_PROBLEM REQUIREMENTS_
Start to finish, copy the data exactly.

Excerpts from an interface dataset
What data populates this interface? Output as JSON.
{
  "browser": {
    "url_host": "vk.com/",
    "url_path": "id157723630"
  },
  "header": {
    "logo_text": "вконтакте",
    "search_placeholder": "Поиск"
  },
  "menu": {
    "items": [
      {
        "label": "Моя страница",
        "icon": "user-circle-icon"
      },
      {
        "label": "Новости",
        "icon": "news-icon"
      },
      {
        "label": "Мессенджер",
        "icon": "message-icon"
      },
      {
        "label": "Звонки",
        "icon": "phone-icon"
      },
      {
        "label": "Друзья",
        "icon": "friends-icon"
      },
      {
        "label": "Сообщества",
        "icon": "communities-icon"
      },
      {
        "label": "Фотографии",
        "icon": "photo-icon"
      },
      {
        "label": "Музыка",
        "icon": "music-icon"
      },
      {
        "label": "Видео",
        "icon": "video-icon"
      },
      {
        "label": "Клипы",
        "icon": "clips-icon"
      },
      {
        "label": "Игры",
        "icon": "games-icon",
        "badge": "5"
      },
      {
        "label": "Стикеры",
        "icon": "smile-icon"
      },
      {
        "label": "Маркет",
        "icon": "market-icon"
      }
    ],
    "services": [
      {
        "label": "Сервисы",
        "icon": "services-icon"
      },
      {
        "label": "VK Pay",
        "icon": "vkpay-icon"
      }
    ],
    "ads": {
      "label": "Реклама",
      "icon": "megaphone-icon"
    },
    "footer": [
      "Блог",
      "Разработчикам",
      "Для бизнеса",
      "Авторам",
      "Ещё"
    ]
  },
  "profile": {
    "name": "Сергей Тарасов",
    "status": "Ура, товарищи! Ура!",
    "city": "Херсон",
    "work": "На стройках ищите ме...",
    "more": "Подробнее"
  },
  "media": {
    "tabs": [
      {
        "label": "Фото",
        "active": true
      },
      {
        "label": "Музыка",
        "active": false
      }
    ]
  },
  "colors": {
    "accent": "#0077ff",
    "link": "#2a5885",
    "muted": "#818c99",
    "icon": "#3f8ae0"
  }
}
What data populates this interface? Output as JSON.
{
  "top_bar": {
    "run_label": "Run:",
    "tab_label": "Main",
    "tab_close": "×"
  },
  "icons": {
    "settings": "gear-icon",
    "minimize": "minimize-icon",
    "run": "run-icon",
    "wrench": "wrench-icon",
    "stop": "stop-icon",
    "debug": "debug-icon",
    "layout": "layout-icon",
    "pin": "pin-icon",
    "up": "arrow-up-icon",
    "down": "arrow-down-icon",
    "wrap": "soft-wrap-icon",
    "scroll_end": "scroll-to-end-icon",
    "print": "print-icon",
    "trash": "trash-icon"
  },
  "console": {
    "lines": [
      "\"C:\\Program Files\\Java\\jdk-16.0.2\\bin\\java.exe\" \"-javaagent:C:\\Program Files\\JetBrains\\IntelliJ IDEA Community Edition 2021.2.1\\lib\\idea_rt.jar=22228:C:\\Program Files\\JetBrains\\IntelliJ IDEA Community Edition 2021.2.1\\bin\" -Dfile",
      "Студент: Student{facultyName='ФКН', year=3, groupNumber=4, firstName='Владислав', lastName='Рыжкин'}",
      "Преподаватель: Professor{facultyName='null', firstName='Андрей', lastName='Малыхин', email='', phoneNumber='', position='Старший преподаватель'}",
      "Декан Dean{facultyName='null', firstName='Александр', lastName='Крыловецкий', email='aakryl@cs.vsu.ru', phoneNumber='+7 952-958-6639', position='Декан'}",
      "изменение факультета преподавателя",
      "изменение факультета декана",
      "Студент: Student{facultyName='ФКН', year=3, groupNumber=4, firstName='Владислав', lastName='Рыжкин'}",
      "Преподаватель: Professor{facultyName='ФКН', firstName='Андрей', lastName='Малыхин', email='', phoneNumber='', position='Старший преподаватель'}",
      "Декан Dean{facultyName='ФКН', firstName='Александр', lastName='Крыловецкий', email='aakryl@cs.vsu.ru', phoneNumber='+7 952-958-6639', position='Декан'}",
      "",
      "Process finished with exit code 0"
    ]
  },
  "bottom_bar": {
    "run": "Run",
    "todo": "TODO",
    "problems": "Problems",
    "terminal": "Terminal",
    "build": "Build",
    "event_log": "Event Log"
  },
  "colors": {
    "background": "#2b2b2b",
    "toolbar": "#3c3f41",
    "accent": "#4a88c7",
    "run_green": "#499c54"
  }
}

_TASK ANSWER_
What data populates this interface? Output as JSON.
{
  "browser": {
    "url_host": "vk.com/",
    "url_path": "id157723630"
  },
  "header": {
    "logo_text": "вконтакте",
    "search_placeholder": "Поиск"
  },
  "menu": {
    "items": [
      {
        "label": "Моя страница",
        "icon": "user-circle-icon"
      },
      {
        "label": "Новости",
        "icon": "news-icon"
      },
      {
        "label": "Мессенджер",
        "icon": "message-icon"
      },
      {
        "label": "Звонки",
        "icon": "phone-icon"
      },
      {
        "label": "Друзья",
        "icon": "friends-icon"
      },
      {
        "label": "Сообщества",
        "icon": "communities-icon"
      },
      {
        "label": "Фотографии",
        "icon": "photo-icon"
      },
      {
        "label": "Музыка",
        "icon": "music-icon"
      },
      {
        "label": "Видео",
        "icon": "video-icon"
      },
      {
        "label": "Клипы",
        "icon": "clips-icon"
      },
      {
        "label": "Игры",
        "icon": "games-icon",
        "badge": "5"
      },
      {
        "label": "Стикеры",
        "icon": "smile-icon"
      },
      {
        "label": "Маркет",
        "icon": "market-icon"
      }
    ],
    "services": [
      {
        "label": "Сервисы",
        "icon": "services-icon"
      },
      {
        "label": "VK Pay",
        "icon": "vkpay-icon"
      }
    ],
    "ads": {
      "label": "Реклама",
      "icon": "megaphone-icon"
    },
    "footer": [
      "Блог",
      "Разработчикам",
      "Для бизнеса",
      "Авторам",
      "Ещё"
    ]
  },
  "profile": {
    "name": "Сергей Тарасов",
    "status": "Ура, товарищи! Ура!",
    "city": "Херсон",
    "work": "На стройках ищите ме...",
    "more": "Подробнее"
  },
  "media": {
    "tabs": [
      {
        "label": "Фото",
        "active": true
      },
      {
        "label": "Музыка",
        "active": false
      }
    ]
  },
  "colors": {
    "accent": "#0077ff",
    "link": "#2a5885",
    "muted": "#818c99",
    "icon": "#3f8ae0"
  }
}
What data populates this interface? Output as JSON.
{
  "top_bar": {
    "run_label": "Run:",
    "tab_label": "Main",
    "tab_close": "×"
  },
  "icons": {
    "settings": "gear-icon",
    "minimize": "minimize-icon",
    "run": "run-icon",
    "wrench": "wrench-icon",
    "stop": "stop-icon",
    "debug": "debug-icon",
    "layout": "layout-icon",
    "pin": "pin-icon",
    "up": "arrow-up-icon",
    "down": "arrow-down-icon",
    "wrap": "soft-wrap-icon",
    "scroll_end": "scroll-to-end-icon",
    "print": "print-icon",
    "trash": "trash-icon"
  },
  "console": {
    "lines": [
      "\"C:\\Program Files\\Java\\jdk-16.0.2\\bin\\java.exe\" \"-javaagent:C:\\Program Files\\JetBrains\\IntelliJ IDEA Community Edition 2021.2.1\\lib\\idea_rt.jar=22228:C:\\Program Files\\JetBrains\\IntelliJ IDEA Community Edition 2021.2.1\\bin\" -Dfile",
      "Студент: Student{facultyName='ФКН', year=3, groupNumber=4, firstName='Владислав', lastName='Рыжкин'}",
      "Преподаватель: Professor{facultyName='null', firstName='Андрей', lastName='Малыхин', email='', phoneNumber='', position='Старший преподаватель'}",
      "Декан Dean{facultyName='null', firstName='Александр', lastName='Крыловецкий', email='aakryl@cs.vsu.ru', phoneNumber='+7 952-958-6639', position='Декан'}",
      "изменение факультета преподавателя",
      "изменение факультета декана",
      "Студент: Student{facultyName='ФКН', year=3, groupNumber=4, firstName='Владислав', lastName='Рыжкин'}",
      "Преподаватель: Professor{facultyName='ФКН', firstName='Андрей', lastName='Малыхин', email='', phoneNumber='', position='Старший преподаватель'}",
      "Декан Dean{facultyName='ФКН', firstName='Александр', lastName='Крыловецкий', email='aakryl@cs.vsu.ru', phoneNumber='+7 952-958-6639', position='Декан'}",
      "",
      "Process finished with exit code 0"
    ]
  },
  "bottom_bar": {
    "run": "Run",
    "todo": "TODO",
    "problems": "Problems",
    "terminal": "Terminal",
    "build": "Build",
    "event_log": "Event Log"
  },
  "colors": {
    "background": "#2b2b2b",
    "toolbar": "#3c3f41",
    "accent": "#4a88c7",
    "run_green": "#499c54"
  }
}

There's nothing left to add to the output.